3.“Yes, I have a separate Product Recall Liability policy in addition to my business owner’s policy.”

    • Congratulations on exercising great risk management! This article isn’t directed at you, but please feel free to continue reading.

Product recall events and associated costs have increased in the last ten years due to a few significant factors: increased diligence and sophistication of first and third-party testing, more powerful enforcement mechanisms resulting from regulatory bodies, the rise of “precautionary recalls,” larger settlements resulting in a higher number of class-action lawsuits, and more.

If you’ve experienced a recall or know of a business that has, you know just how devastating the cost can be. It starts with the cost of withdrawing products, then replacing the product, notifying customers, damages to your brand and reputation, hiring attorneys and crisis consultants, third-party liability damages, the list of expenses goes on. It’s vitally important for manufacturers and production facilities to protect themselves by procuring Product Recall liability insurance and not simply Withdrawal Expense coverage. Let’s dig into what I mean here.

Product Withdrawal Expense vs. Product Recall Liability

When business owners say that they have “recall coverage,” what they are referring to nine out of ten times is what’s called Limited Product Withdrawal Expense or some similar variation. This is not an actual recall policy and has minimal coverage included. I call this a “throw-in” coverage because the limits are very low, usually $25k, and the coverage offered is minimal.

So what is included here? Limited Product Withdrawal only provides coverage for direct first-party losses in a recall event. These would potentially be things like:

  • notification/communication to customers
  • cost of recovering your product from customers
  • overtime for employees
  • cost of product disposal

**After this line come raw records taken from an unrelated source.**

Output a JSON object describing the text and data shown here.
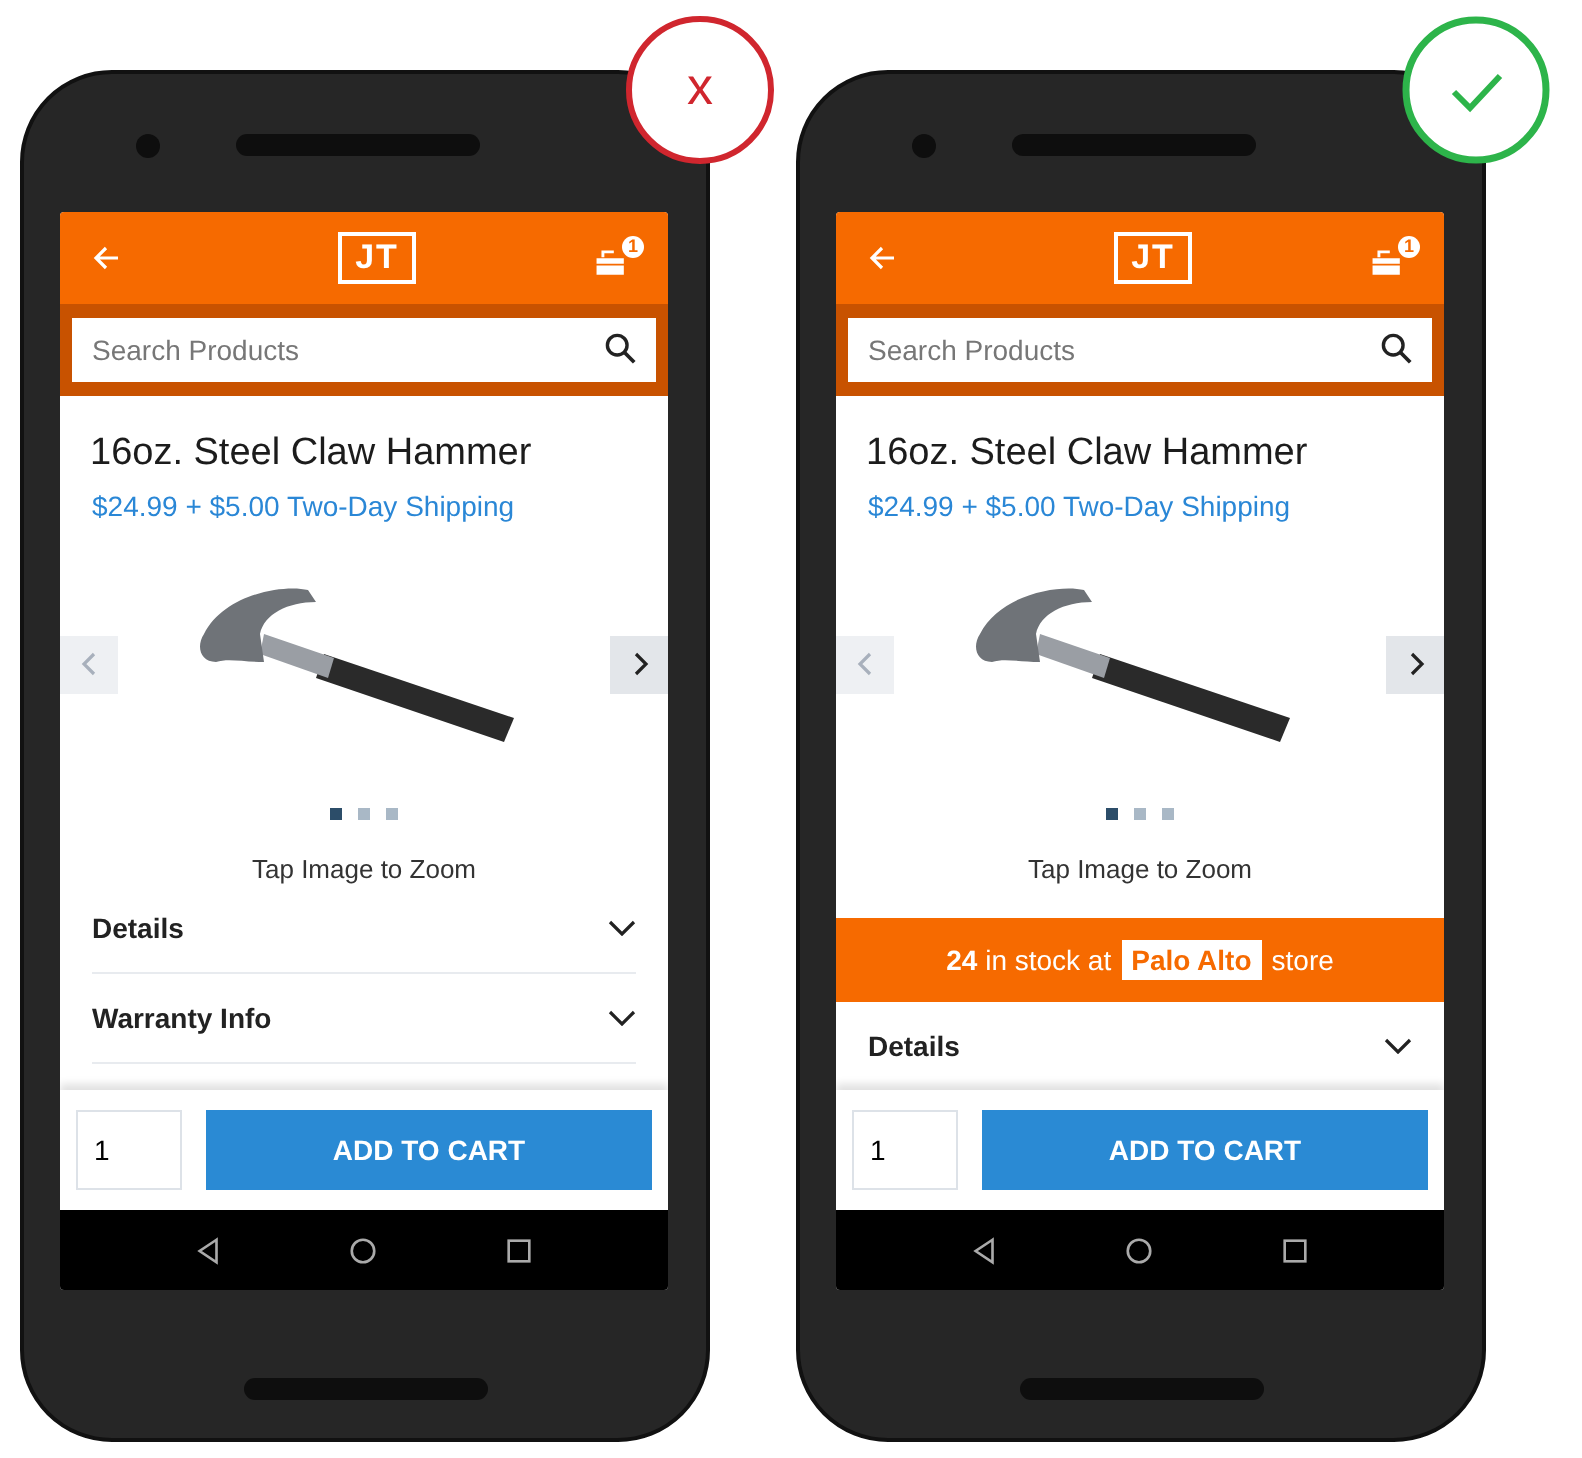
{
  "phones": [
    {
      "verdict": {
        "kind": "bad",
        "mark": "x"
      },
      "header": {
        "logo": "JT",
        "cart_count": "1"
      },
      "search": {
        "placeholder": "Search Products"
      },
      "product": {
        "title": "16oz. Steel Claw Hammer",
        "price": "$24.99 + $5.00 Two-Day Shipping"
      },
      "carousel": {
        "dots": [
          {
            "selected": true
          },
          {
            "selected": false
          },
          {
            "selected": false
          }
        ]
      },
      "zoom_hint": "Tap Image to Zoom",
      "sections": [
        "Details",
        "Warranty Info"
      ],
      "quantity": "1",
      "add_button": "ADD TO CART"
    },
    {
      "verdict": {
        "kind": "good"
      },
      "header": {
        "logo": "JT",
        "cart_count": "1"
      },
      "search": {
        "placeholder": "Search Products"
      },
      "product": {
        "title": "16oz. Steel Claw Hammer",
        "price": "$24.99 + $5.00 Two-Day Shipping"
      },
      "carousel": {
        "dots": [
          {
            "selected": true
          },
          {
            "selected": false
          },
          {
            "selected": false
          }
        ]
      },
      "zoom_hint": "Tap Image to Zoom",
      "stock_banner": {
        "count": "24",
        "text": "in stock at",
        "store": "Palo Alto",
        "suffix": "store"
      },
      "sections": [
        "Details"
      ],
      "quantity": "1",
      "add_button": "ADD TO CART"
    }
  ]
}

In a recall event, it is important to have coverage for these losses, but your $25k limit will be exhausted very quickly. Furthermore, your business would not be covered for any indirect first-party losses or any third-party losses at all from a recall. This is where the real expenses begin to add up.

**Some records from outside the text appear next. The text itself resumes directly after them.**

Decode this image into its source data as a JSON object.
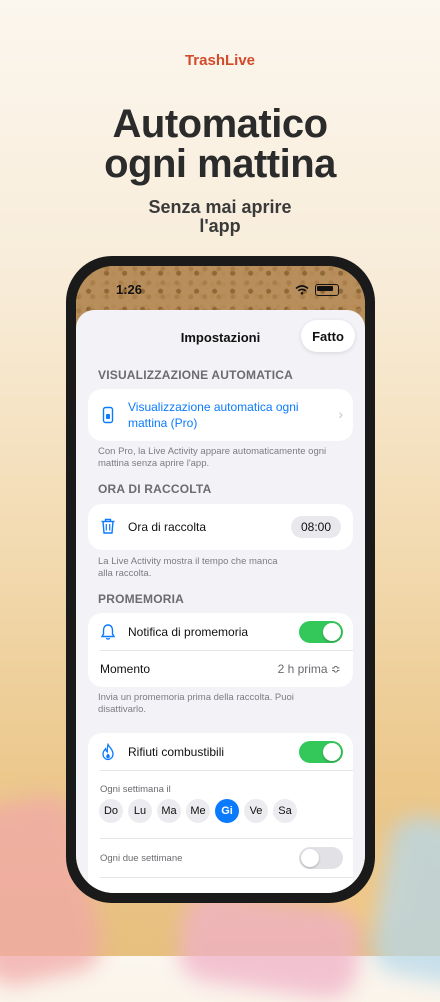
{
  "promo": {
    "brand": "TrashLive",
    "headline_line1": "Automatico",
    "headline_line2": "ogni mattina",
    "sub_line1": "Senza mai aprire",
    "sub_line2": "l'app"
  },
  "status": {
    "time": "1:26"
  },
  "sheet": {
    "title": "Impostazioni",
    "done": "Fatto"
  },
  "auto_display": {
    "header": "VISUALIZZAZIONE AUTOMATICA",
    "label_line1": "Visualizzazione automatica ogni",
    "label_line2": "mattina (Pro)",
    "footnote_line1": "Con Pro, la Live Activity appare automaticamente ogni",
    "footnote_line2": "mattina senza aprire l'app.",
    "icon": "phone-icon"
  },
  "collection": {
    "header": "ORA DI RACCOLTA",
    "label": "Ora di raccolta",
    "value": "08:00",
    "footnote_line1": "La Live Activity mostra il tempo che manca",
    "footnote_line2": "alla raccolta.",
    "icon": "trash-icon"
  },
  "reminder": {
    "header": "PROMEMORIA",
    "label": "Notifica di promemoria",
    "enabled": true,
    "moment_label": "Momento",
    "moment_value": "2 h prima ≎",
    "footnote_line1": "Invia un promemoria prima della raccolta. Puoi",
    "footnote_line2": "disattivarlo.",
    "icon": "bell-icon"
  },
  "waste": {
    "label": "Rifiuti combustibili",
    "enabled": true,
    "weekly_label": "Ogni settimana il",
    "days": [
      "Do",
      "Lu",
      "Ma",
      "Me",
      "Gi",
      "Ve",
      "Sa"
    ],
    "selected_day": "Gi",
    "biweekly_label": "Ogni due settimane",
    "biweekly_enabled": false,
    "icon": "flame-icon"
  },
  "colors": {
    "accent": "#0a7aff",
    "toggle_on": "#34c759",
    "brand": "#d24b2a"
  }
}
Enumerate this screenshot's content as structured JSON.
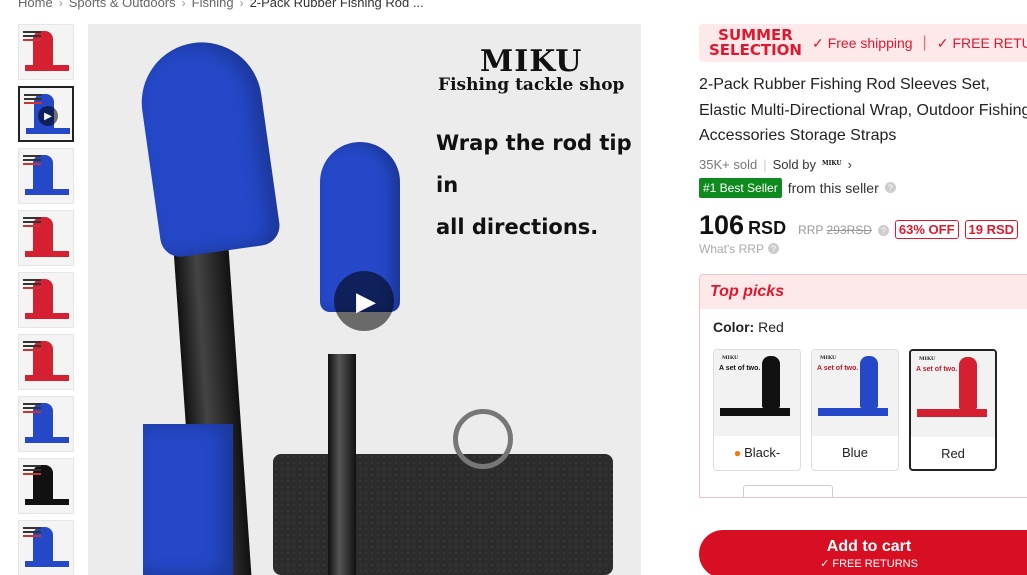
{
  "breadcrumb": {
    "items": [
      "Home",
      "Sports & Outdoors",
      "Fishing"
    ],
    "current": "2-Pack Rubber Fishing Rod ..."
  },
  "thumbnails": [
    {
      "color": "#d42030",
      "kind": "product"
    },
    {
      "color": "#2448c8",
      "kind": "video"
    },
    {
      "color": "#2448c8",
      "kind": "product"
    },
    {
      "color": "#d42030",
      "kind": "product"
    },
    {
      "color": "#d42030",
      "kind": "product"
    },
    {
      "color": "#d42030",
      "kind": "product"
    },
    {
      "color": "#2448c8",
      "kind": "product"
    },
    {
      "color": "#111111",
      "kind": "product"
    },
    {
      "color": "#2448c8",
      "kind": "product"
    }
  ],
  "main_image": {
    "brand": "MIKU",
    "brand_sub": "Fishing tackle shop",
    "tagline": "Wrap the rod tip in\nall directions."
  },
  "promo": {
    "selection_line1": "SUMMER",
    "selection_line2": "SELECTION",
    "free_shipping": "Free shipping",
    "free_returns": "FREE RETURNS"
  },
  "product": {
    "title": "2-Pack Rubber Fishing Rod Sleeves Set, Elastic Multi-Directional Wrap, Outdoor Fishing Accessories Storage Straps",
    "sold": "35K+ sold",
    "sold_by": "Sold by",
    "seller_logo": "MIKU",
    "best_seller_badge": "#1 Best Seller",
    "best_seller_text": "from this seller",
    "price": "106",
    "currency": "RSD",
    "rrp_label": "RRP",
    "rrp_value": "293RSD",
    "discount": "63% OFF",
    "saving": "19 RSD",
    "whats_rrp": "What's RRP"
  },
  "top_picks": {
    "heading": "Top picks",
    "color_label": "Color:",
    "color_value": "Red",
    "options": [
      {
        "label": "Black-",
        "color": "#111111",
        "hot": true
      },
      {
        "label": "Blue",
        "color": "#2448c8",
        "hot": false
      },
      {
        "label": "Red",
        "color": "#d42030",
        "hot": false
      }
    ],
    "swatch_brand": "MIKU",
    "swatch_text": "A set of two."
  },
  "cart": {
    "label": "Add to cart",
    "sub": "FREE RETURNS"
  },
  "colors": {
    "accent": "#e0182d",
    "cart": "#d80e22",
    "best_seller": "#0f8a1f"
  }
}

A simple Limited Products Withdrawal form does not cover any of the following. However, a well-written Product Recall Liability policy would provide ample coverage limits for:

  • Cost to Repair, Replace, Refund (RRR)
    • Refunds to customers
    • Repairing and returning product to customers
    • Replacing products
  • Cost of unfinished stock that can’t be repaired
    • Business Interruption
    • Earnings lost due to covered incident
    • Extra expenses needed to continue operation of business
  • Consulting fees
    • Crisis consulting and management
    • Media and PR
    • Loss mitigation
  • Third-Party Liability
    • Legal defense costs from investigation, negotiation, settlement, or defense of the lawsuit
    • Customers costs incurred by recall of your product
    • Cost to re-establish brand reputation
    • Third-party business interruption
    • Third-party extra expense to maintain ongoing operations

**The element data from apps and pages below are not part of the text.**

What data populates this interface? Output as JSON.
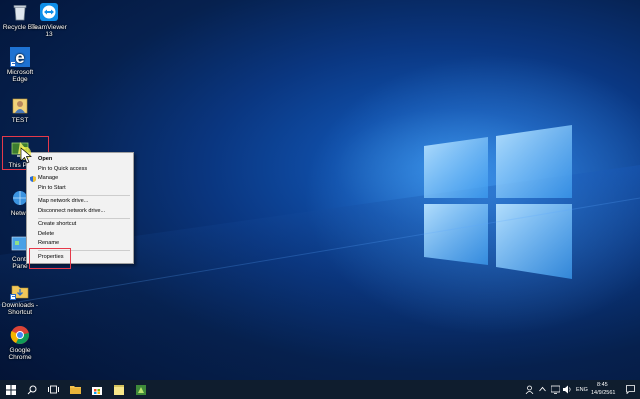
{
  "desktop": {
    "icons": [
      {
        "name": "recycle-bin",
        "label": "Recycle Bin"
      },
      {
        "name": "teamviewer",
        "label": "TeamViewer\n13"
      },
      {
        "name": "microsoft-edge",
        "label": "Microsoft\nEdge"
      },
      {
        "name": "test-user-folder",
        "label": "TEST"
      },
      {
        "name": "this-pc",
        "label": "This PC"
      },
      {
        "name": "network",
        "label": "Netwo"
      },
      {
        "name": "control-panel",
        "label": "Contr\nPane"
      },
      {
        "name": "downloads-shortcut",
        "label": "Downloads -\nShortcut"
      },
      {
        "name": "google-chrome",
        "label": "Google\nChrome"
      }
    ]
  },
  "context_menu": {
    "items": [
      {
        "label": "Open",
        "bold": true
      },
      {
        "label": "Pin to Quick access"
      },
      {
        "label": "Manage",
        "icon": "shield-icon"
      },
      {
        "label": "Pin to Start"
      },
      {
        "label": "Map network drive..."
      },
      {
        "label": "Disconnect network drive..."
      },
      {
        "label": "Create shortcut"
      },
      {
        "label": "Delete"
      },
      {
        "label": "Rename"
      },
      {
        "label": "Properties"
      }
    ]
  },
  "taskbar": {
    "buttons": [
      "start-icon",
      "search-icon",
      "task-view-icon",
      "file-explorer-icon",
      "store-icon",
      "sticky-notes-icon",
      "app-icon"
    ],
    "tray": {
      "language": "ENG",
      "time": "8:45",
      "date": "14/9/2561"
    }
  },
  "colors": {
    "accent": "#e5394a",
    "taskbar": "#0f1d2e",
    "menu_bg": "#f2f2f2"
  }
}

The most common reason businesses seek options for a new Recall Policy is usually due to the start of a new customer relationship that requires this coverage. Big box stores and large retailers will often send standardized contracts to potential vendors in which they ask for high limits of Recall Coverage. Sometimes, a customer may even remove the requirement entirely or reduce their requirements.

If the requirement is non-negotiable, but the increased cost to add this policy is still a concern, there is still hope. Product Recall policies can be structured in many different ways to match what you feel are the most significant exposures to your business. We have helped clients drastically reduce their insurance spend by building a custom policy based not on total sales, but on where they felt the highest risk was. If you’d like to learn more or are interested in what a Product Recall policy would look like for your business, please reach out to me directly.

Material posted on this website is for informational purposes only and does not constitute a legal opinion or medical advice. Contact your legal representative or medical professional for information specific to your legal or medical needs.